Mumbai and all major cities in India would be a very hard target for al Qaeda and their affiliates at this time because security in the country, high since the Mumbai massacre, is ratcheted to the highest degree for Clinton's visit. This would be the same for India's luxury hotels.

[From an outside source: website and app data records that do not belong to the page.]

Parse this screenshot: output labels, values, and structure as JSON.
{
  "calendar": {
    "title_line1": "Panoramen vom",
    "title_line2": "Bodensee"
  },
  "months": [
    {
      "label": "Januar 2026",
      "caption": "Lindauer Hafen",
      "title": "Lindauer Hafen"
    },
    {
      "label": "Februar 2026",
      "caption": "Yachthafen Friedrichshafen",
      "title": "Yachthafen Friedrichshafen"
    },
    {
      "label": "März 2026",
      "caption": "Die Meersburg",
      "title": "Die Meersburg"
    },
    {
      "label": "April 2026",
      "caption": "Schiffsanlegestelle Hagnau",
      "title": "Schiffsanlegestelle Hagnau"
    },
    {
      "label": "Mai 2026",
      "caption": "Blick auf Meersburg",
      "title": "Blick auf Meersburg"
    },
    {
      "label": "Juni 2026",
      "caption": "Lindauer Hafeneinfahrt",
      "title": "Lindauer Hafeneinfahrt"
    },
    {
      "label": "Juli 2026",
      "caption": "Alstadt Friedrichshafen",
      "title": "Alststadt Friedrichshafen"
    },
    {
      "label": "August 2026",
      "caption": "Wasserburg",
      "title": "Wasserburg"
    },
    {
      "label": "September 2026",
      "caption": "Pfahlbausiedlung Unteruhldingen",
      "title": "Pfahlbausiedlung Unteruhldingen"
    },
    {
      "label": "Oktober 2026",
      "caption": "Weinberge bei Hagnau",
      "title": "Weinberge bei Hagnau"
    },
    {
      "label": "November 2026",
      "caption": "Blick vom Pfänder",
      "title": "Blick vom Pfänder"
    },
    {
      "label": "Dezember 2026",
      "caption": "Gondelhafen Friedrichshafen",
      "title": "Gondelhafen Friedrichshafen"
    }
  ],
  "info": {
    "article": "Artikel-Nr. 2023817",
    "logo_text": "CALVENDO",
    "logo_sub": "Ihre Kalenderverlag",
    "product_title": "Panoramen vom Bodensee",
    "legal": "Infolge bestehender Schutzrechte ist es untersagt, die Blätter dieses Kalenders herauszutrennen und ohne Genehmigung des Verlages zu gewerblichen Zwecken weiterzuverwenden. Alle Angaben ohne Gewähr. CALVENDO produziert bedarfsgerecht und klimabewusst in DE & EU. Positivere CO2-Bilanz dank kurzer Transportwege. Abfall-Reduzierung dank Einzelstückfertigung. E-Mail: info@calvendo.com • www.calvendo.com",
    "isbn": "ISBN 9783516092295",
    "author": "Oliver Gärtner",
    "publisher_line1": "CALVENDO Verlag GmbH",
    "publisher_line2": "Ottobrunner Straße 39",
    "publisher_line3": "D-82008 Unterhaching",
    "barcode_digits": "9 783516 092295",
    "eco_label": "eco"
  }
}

The highest degree of security has not been present in Jakarta. The Reuters report I quoted mentions that while there are no outward signs that security measures have been relaxed in Jakarta since the presidential election, there is room for improvement:
All the major hotels in Jakarta have security checks outside to reduce the risk of car bombs, although checks in many are not particularly thorough, with a security guard just poking his head in the window to look at who is inside the car.
And John Batchelor reported on his website yesterday (see his 2:52 PM entry in the comment section to his Jakarta to POTUS post):
According to a police source cited by [Indonesia's Detik News], police have determined that Nurdin Azis carried his bomb into the hotel in a laptop bag. The contents of the bag pinged the metal detectors, however, a security guard merely asked him if it was a laptop and then waved him through. [Azis is one of the suicide bombers; Indonesian police believe the name to be an alias.]
While details are still sketchy on the bombing operation, the combination of more relaxed security measures and the strategy of building at least one bomb inside a target hotel, which makes it easier to avoid checkpoints, suggests that JI had a little elbow room in which to maneuver the timing of their attacks.

From John's post about the Jakarta bombings he clearly believes they were al Qaeda's retort to President Obama's gauzy June speech to the 'Muslim World' and patronizing patronizing view of Islamist terrorism. But again, there is the simple reality of when the retort came.

No comments: